ANAHEIM -- Albert Pujols managed a smile when he finally reached first base in Tuesday's seventh inning, and so did everybody else, too.The Angels' cleanup hitter had taken a 92-mph fastball from Rangers reliever Tony Barnette to the side of the head, putting a dark spin on a night when
ANAHEIM -- Albert Pujols managed a smile when he finally reached first base in Tuesday's seventh inning, and so did everybody else, too.
The Angels' cleanup hitter had taken a 92-mph fastball from Rangers reliever Tony Barnette to the side of the head, putting a dark spin on a night when Pujols cranked a couple of three-run homers to eventually carry his surging Angels to an 8-6 victory, their fifth in a row.
He collapsed to the ground, but quickly sprung up, noticeably dazed at first. He told an apologetic Barnette he was fine, but his head stung, and Angels trainer Adam Nevala arrived just as Pujols' hands dropped to his knees. Nevala cupped his hands around Pujols' face. Three Angels coaches -- manager Mike Scioscia, first-base coach Gary DiSarcina and third-base coach Ron Roenicke -- surrounded them, and Barnette stood off to the side.
Mike Trout and Kole Calhoun looked on, staring from the top step of the dugout as Pujols then dropped to a knee. But he sprung up within five seconds, and he walked to first base, and he told Nevala that he would remain in the game, because it was the seventh inning and the Angels were only ahead by a couple of runs.
And so he did.
And then he smiled.
"It could've been worse," Pujols said moments afterwards. "It could've been in my face.
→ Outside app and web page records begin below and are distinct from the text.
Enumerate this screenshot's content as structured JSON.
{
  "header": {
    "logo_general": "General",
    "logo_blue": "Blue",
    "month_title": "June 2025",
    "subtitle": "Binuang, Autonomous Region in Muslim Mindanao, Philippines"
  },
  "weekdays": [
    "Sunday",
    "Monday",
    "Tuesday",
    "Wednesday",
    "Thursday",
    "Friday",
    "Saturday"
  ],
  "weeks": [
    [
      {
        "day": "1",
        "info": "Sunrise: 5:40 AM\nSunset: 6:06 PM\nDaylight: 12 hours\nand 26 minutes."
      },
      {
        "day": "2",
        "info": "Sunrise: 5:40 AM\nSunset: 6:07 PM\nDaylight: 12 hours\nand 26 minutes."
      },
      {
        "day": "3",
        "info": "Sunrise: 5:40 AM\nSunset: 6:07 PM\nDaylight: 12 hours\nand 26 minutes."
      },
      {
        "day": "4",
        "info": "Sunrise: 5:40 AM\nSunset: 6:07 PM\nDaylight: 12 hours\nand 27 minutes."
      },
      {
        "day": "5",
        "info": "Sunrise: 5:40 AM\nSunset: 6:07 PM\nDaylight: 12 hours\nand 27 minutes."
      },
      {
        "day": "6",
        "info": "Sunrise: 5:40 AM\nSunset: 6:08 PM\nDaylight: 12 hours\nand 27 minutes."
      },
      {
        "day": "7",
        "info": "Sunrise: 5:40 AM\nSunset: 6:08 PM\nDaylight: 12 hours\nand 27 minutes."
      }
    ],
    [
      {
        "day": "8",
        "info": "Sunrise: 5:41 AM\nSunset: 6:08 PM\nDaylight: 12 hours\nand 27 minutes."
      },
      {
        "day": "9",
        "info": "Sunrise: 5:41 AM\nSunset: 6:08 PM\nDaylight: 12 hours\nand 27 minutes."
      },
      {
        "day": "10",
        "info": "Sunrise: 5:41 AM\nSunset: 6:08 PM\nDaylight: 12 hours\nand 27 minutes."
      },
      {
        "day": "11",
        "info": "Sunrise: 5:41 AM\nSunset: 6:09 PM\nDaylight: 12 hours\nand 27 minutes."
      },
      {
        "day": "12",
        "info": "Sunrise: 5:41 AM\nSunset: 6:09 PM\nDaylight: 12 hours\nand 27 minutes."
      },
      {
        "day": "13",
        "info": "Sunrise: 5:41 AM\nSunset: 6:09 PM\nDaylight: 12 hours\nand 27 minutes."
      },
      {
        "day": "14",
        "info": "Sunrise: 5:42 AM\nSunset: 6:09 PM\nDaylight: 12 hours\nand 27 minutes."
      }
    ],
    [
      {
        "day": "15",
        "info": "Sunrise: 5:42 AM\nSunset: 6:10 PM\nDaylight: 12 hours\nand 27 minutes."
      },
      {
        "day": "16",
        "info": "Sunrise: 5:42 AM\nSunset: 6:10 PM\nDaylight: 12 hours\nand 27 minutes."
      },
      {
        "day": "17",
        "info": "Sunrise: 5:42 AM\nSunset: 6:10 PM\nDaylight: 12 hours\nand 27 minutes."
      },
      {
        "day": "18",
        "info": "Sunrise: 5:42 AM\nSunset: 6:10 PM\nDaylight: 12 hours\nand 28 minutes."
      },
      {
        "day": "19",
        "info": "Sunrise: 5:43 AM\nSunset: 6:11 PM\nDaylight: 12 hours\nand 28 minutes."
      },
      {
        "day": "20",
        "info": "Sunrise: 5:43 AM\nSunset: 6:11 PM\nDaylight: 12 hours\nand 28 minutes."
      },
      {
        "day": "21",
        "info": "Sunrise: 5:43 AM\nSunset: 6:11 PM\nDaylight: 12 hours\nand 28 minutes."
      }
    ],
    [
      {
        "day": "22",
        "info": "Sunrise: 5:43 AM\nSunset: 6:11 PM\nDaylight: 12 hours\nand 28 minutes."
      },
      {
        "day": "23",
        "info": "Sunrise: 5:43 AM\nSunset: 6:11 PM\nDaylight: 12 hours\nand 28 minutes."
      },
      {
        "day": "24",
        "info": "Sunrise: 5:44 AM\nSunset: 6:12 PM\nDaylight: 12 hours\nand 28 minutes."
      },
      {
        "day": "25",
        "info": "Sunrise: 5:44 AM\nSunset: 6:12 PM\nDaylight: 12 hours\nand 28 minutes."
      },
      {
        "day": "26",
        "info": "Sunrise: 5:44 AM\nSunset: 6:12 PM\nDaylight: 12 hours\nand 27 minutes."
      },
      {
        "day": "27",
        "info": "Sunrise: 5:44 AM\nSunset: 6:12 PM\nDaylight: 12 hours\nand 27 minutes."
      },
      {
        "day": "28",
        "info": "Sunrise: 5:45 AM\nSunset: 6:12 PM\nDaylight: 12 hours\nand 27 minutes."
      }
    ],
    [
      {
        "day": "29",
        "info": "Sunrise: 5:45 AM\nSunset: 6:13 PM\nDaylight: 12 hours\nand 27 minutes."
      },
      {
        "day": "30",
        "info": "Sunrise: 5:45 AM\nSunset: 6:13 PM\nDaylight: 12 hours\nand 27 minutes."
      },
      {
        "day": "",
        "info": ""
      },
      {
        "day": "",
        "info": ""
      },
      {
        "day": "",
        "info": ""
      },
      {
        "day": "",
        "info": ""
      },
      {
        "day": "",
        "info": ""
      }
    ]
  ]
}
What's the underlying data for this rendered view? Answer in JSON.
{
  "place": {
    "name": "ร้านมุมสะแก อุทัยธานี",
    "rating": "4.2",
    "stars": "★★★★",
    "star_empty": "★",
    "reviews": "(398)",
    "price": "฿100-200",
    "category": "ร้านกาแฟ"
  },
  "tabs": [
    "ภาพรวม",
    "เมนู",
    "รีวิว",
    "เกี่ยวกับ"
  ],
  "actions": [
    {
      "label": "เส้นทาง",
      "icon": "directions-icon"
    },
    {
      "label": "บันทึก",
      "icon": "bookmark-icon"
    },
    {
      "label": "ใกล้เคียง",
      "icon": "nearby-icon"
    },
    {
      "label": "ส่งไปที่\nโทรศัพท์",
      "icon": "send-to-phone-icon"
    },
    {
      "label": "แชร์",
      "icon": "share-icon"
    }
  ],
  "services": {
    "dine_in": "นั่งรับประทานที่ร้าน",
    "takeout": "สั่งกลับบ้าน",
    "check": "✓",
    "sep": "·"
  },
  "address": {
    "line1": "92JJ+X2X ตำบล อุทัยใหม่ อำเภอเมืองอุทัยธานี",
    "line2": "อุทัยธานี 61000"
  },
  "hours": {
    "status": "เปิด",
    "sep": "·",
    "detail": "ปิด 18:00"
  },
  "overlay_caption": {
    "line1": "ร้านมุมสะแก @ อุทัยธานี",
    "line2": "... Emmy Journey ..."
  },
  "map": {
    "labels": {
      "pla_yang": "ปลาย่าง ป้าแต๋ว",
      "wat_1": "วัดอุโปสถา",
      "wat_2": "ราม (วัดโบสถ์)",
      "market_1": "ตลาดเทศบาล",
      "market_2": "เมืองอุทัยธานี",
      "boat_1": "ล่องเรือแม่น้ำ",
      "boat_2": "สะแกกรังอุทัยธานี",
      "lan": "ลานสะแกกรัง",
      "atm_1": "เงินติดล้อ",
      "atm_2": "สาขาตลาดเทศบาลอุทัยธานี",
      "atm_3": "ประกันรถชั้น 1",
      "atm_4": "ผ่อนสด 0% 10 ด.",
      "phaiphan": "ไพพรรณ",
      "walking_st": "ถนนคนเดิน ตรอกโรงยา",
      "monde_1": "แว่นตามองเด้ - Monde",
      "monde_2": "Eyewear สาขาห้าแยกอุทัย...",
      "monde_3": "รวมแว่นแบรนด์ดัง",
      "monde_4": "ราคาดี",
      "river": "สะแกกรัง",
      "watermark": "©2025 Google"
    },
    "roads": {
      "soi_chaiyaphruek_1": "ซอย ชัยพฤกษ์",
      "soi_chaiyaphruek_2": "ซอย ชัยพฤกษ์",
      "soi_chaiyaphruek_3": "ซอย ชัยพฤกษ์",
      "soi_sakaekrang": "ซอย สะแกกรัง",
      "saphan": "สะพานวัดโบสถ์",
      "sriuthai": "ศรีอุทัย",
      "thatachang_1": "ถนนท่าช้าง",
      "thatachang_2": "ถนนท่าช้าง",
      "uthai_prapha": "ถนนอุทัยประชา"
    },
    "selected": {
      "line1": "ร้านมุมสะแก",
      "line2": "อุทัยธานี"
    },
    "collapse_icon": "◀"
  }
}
I'm just glad I was able to smile and not pop my eyes out or break my forehead. I'm just glad I was able to get up and stay on my feet."
The pitch caught the brim of Pujols' helmet, absorbing some of the shock. Barnette apologized on the field three times, and the two later met in the common area that connects both clubhouses at Angel Stadium, after Pujols ran through some tests and passed effortlessly.
"I'm good," he told the media.
"Fortunately it didn't hit him flush," Barnette said. "It's a scary situation. I don't want to hit a guy in the head. He's a quality person and a Hall of Famer. I'm glad he's OK."
Pujols' head seems just fine, and his bat does, too.
He's had multi-homer performances in two of the last three games for the first time in his illustrious career and is batting .287/.366/.687 over his last 60 games, while on pace for 33 home runs and 122 RBIs. Scioscia believes Pujols is "quietly having another incredible season."
Both of Pujols' home runs came off Kyle Lohse, his Cardinals teammate from 2008-11.
The first -- on a first-pitch changeup in the fourth, immediately after Trout hit a line drive off the center-field fence -- went 107 mph off the bat and traveled a projected distance of 380 feet, according to Statcast™. The second -- on a 3-1 slider in the fifth, after the Rangers intentionally walked Trout to set up a potential double play -- was even more impressive, traveling 421 feet and 108 mph.
"I've seen a lot of that from him," said Lohse, who started Game 3 of the 2011 World Series for the Cardinals, when Pujols hit three home runs against the Rangers at Globe Life Park. "He's battled some things the past few years, but he looks pretty healthy."
Pujols' six RBIs were his most in a regular-season game since 2009 and his most in any game that counts since that signature World Series contest that Lohse pitched in. He has 19 home runs on the season and 579 for his career, four shy of Mark McGwire for 10th on the all-time list.
"I just feel good at the plate," Pujols said, his slash line for the season at .252/.331/.447. "It's just one of those things. Nothing really changed. Sometimes, in this game, you're going to miss some pitches, and sometimes you tell yourself, 'That happens.' And then when you're locked in, it's the same pitch pretty much that you miss. You just have to ride with it."
Alden Gonzalez has covered the Angels for MLB.com since 2012. Follow him on Twitter and Facebook, and listen to his podcast.